------ Dataset entries

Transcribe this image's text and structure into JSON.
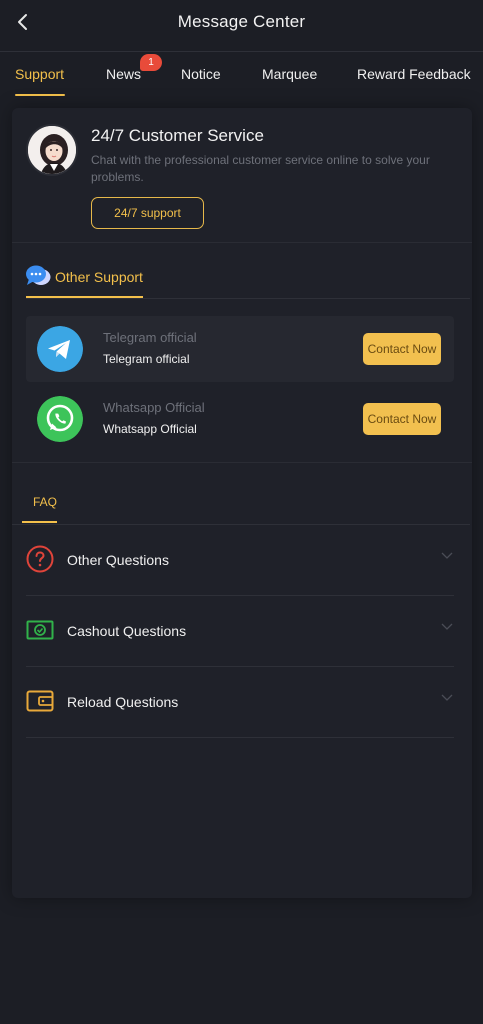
{
  "header": {
    "title": "Message Center",
    "back_icon": "chevron-left-icon"
  },
  "tabs": [
    {
      "label": "Support",
      "active": true
    },
    {
      "label": "News",
      "badge": "1"
    },
    {
      "label": "Notice"
    },
    {
      "label": "Marquee"
    },
    {
      "label": "Reward Feedback"
    }
  ],
  "customer_service": {
    "title": "24/7 Customer Service",
    "description": "Chat with the professional customer service online to solve your problems.",
    "button_label": "24/7 support"
  },
  "other_support": {
    "tab_label": "Other Support",
    "contacts": [
      {
        "name_dim": "Telegram official",
        "name": "Telegram official",
        "button_label": "Contact Now",
        "icon": "telegram-icon"
      },
      {
        "name_dim": "Whatsapp Official",
        "name": "Whatsapp Official",
        "button_label": "Contact Now",
        "icon": "whatsapp-icon"
      }
    ]
  },
  "faq": {
    "tab_label": "FAQ",
    "items": [
      {
        "label": "Other Questions",
        "icon": "question-circle-icon"
      },
      {
        "label": "Cashout Questions",
        "icon": "cash-icon"
      },
      {
        "label": "Reload Questions",
        "icon": "wallet-icon"
      }
    ]
  },
  "colors": {
    "accent": "#f3c04b",
    "background": "#1c1e25",
    "badge": "#e84b3a"
  }
}
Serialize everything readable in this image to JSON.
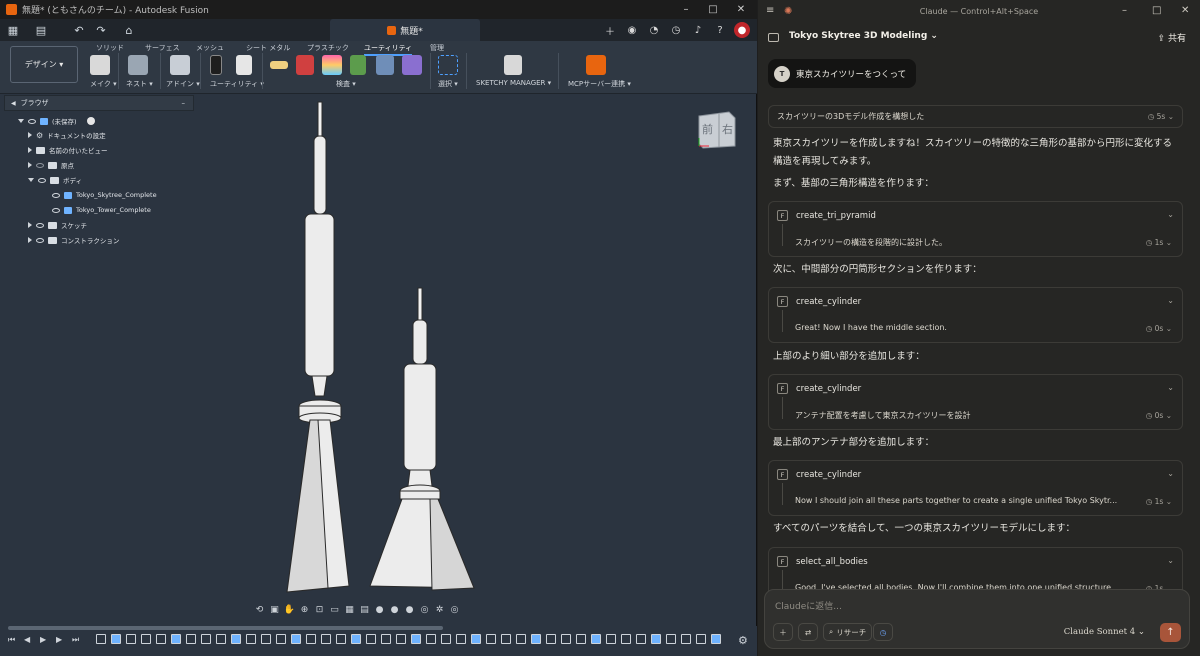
{
  "fusion": {
    "title": "無題* (ともさんのチーム) - Autodesk Fusion",
    "doc_tab": "無題*",
    "design_label": "デザイン",
    "workspace_tabs": [
      "ソリッド",
      "サーフェス",
      "メッシュ",
      "シート メタル",
      "プラスチック",
      "ユーティリティ",
      "管理"
    ],
    "tool_groups": [
      "メイク",
      "ネスト",
      "アドイン",
      "ユーティリティ",
      "検査",
      "選択",
      "SKETCHY MANAGER",
      "MCPサーバー連携"
    ],
    "browser": {
      "title": "ブラウザ",
      "items": [
        {
          "label": "(未保存)"
        },
        {
          "label": "ドキュメントの設定"
        },
        {
          "label": "名前の付いたビュー"
        },
        {
          "label": "原点"
        },
        {
          "label": "ボディ"
        },
        {
          "label": "Tokyo_Skytree_Complete"
        },
        {
          "label": "Tokyo_Tower_Complete"
        },
        {
          "label": "スケッチ"
        },
        {
          "label": "コンストラクション"
        }
      ]
    },
    "viewcube": {
      "front": "前",
      "right": "右"
    },
    "accent": "#4ea0ff"
  },
  "claude": {
    "window_title": "Claude — Control+Alt+Space",
    "project": "Tokyo Skytree 3D Modeling",
    "share": "共有",
    "user_initial": "T",
    "user_message": "東京スカイツリーをつくって",
    "thought": {
      "label": "スカイツリーの3Dモデル作成を構想した",
      "time": "5s"
    },
    "messages": [
      "東京スカイツリーを作成しますね！スカイツリーの特徴的な三角形の基部から円形に変化する構造を再現してみます。",
      "まず、基部の三角形構造を作ります：",
      "次に、中間部分の円筒形セクションを作ります：",
      "上部のより細い部分を追加します：",
      "最上部のアンテナ部分を追加します：",
      "すべてのパーツを結合して、一つの東京スカイツリーモデルにします："
    ],
    "tools": [
      {
        "name": "create_tri_pyramid",
        "result": "スカイツリーの構造を段階的に設計した。",
        "time": "1s"
      },
      {
        "name": "create_cylinder",
        "result": "Great! Now I have the middle section.",
        "time": "0s"
      },
      {
        "name": "create_cylinder",
        "result": "アンテナ配置を考慮して東京スカイツリーを設計",
        "time": "0s"
      },
      {
        "name": "create_cylinder",
        "result": "Now I should join all these parts together to create a single unified Tokyo Skytr...",
        "time": "1s"
      },
      {
        "name": "select_all_bodies",
        "result": "Good, I've selected all bodies. Now I'll combine them into one unified structure.",
        "time": "1s"
      }
    ],
    "composer": {
      "placeholder": "Claudeに返信...",
      "research": "リサーチ",
      "model": "Claude Sonnet 4"
    },
    "accent": "#d97757"
  }
}
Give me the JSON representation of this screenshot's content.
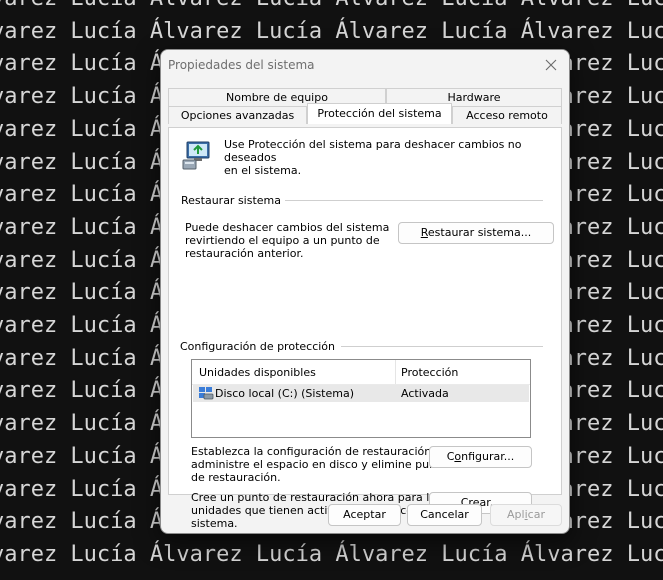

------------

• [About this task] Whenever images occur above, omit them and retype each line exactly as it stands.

• [Result below]
Transcribe this image's text and structure into JSON.
{
  "header": {
    "title": "Message Center",
    "back_icon": "chevron-left-icon"
  },
  "tabs": [
    {
      "label": "Support",
      "active": true
    },
    {
      "label": "News",
      "badge": "1"
    },
    {
      "label": "Notice"
    },
    {
      "label": "Marquee"
    },
    {
      "label": "Reward Feedback"
    }
  ],
  "customer_service": {
    "title": "24/7 Customer Service",
    "description": "Chat with the professional customer service online to solve your problems.",
    "button_label": "24/7 support"
  },
  "other_support": {
    "tab_label": "Other Support",
    "contacts": [
      {
        "name_dim": "Telegram official",
        "name": "Telegram official",
        "button_label": "Contact Now",
        "icon": "telegram-icon"
      },
      {
        "name_dim": "Whatsapp Official",
        "name": "Whatsapp Official",
        "button_label": "Contact Now",
        "icon": "whatsapp-icon"
      }
    ]
  },
  "faq": {
    "tab_label": "FAQ",
    "items": [
      {
        "label": "Other Questions",
        "icon": "question-circle-icon"
      },
      {
        "label": "Cashout Questions",
        "icon": "cash-icon"
      },
      {
        "label": "Reload Questions",
        "icon": "wallet-icon"
      }
    ]
  },
  "colors": {
    "accent": "#f3c04b",
    "background": "#1c1e25",
    "badge": "#e84b3a"
  }
}
Serialize everything readable in this image to JSON.
{
  "fusion": {
    "title": "無題* (ともさんのチーム) - Autodesk Fusion",
    "doc_tab": "無題*",
    "design_label": "デザイン",
    "workspace_tabs": [
      "ソリッド",
      "サーフェス",
      "メッシュ",
      "シート メタル",
      "プラスチック",
      "ユーティリティ",
      "管理"
    ],
    "tool_groups": [
      "メイク",
      "ネスト",
      "アドイン",
      "ユーティリティ",
      "検査",
      "選択",
      "SKETCHY MANAGER",
      "MCPサーバー連携"
    ],
    "browser": {
      "title": "ブラウザ",
      "items": [
        {
          "label": "(未保存)"
        },
        {
          "label": "ドキュメントの設定"
        },
        {
          "label": "名前の付いたビュー"
        },
        {
          "label": "原点"
        },
        {
          "label": "ボディ"
        },
        {
          "label": "Tokyo_Skytree_Complete"
        },
        {
          "label": "Tokyo_Tower_Complete"
        },
        {
          "label": "スケッチ"
        },
        {
          "label": "コンストラクション"
        }
      ]
    },
    "viewcube": {
      "front": "前",
      "right": "右"
    },
    "accent": "#4ea0ff"
  },
  "claude": {
    "window_title": "Claude — Control+Alt+Space",
    "project": "Tokyo Skytree 3D Modeling",
    "share": "共有",
    "user_initial": "T",
    "user_message": "東京スカイツリーをつくって",
    "thought": {
      "label": "スカイツリーの3Dモデル作成を構想した",
      "time": "5s"
    },
    "messages": [
      "東京スカイツリーを作成しますね！スカイツリーの特徴的な三角形の基部から円形に変化する構造を再現してみます。",
      "まず、基部の三角形構造を作ります：",
      "次に、中間部分の円筒形セクションを作ります：",
      "上部のより細い部分を追加します：",
      "最上部のアンテナ部分を追加します：",
      "すべてのパーツを結合して、一つの東京スカイツリーモデルにします："
    ],
    "tools": [
      {
        "name": "create_tri_pyramid",
        "result": "スカイツリーの構造を段階的に設計した。",
        "time": "1s"
      },
      {
        "name": "create_cylinder",
        "result": "Great! Now I have the middle section.",
        "time": "0s"
      },
      {
        "name": "create_cylinder",
        "result": "アンテナ配置を考慮して東京スカイツリーを設計",
        "time": "0s"
      },
      {
        "name": "create_cylinder",
        "result": "Now I should join all these parts together to create a single unified Tokyo Skytr...",
        "time": "1s"
      },
      {
        "name": "select_all_bodies",
        "result": "Good, I've selected all bodies. Now I'll combine them into one unified structure.",
        "time": "1s"
      }
    ],
    "composer": {
      "placeholder": "Claudeに返信...",
      "research": "リサーチ",
      "model": "Claude Sonnet 4"
    },
    "accent": "#d97757"
  }
}
Give me the JSON representation of this screenshot's content.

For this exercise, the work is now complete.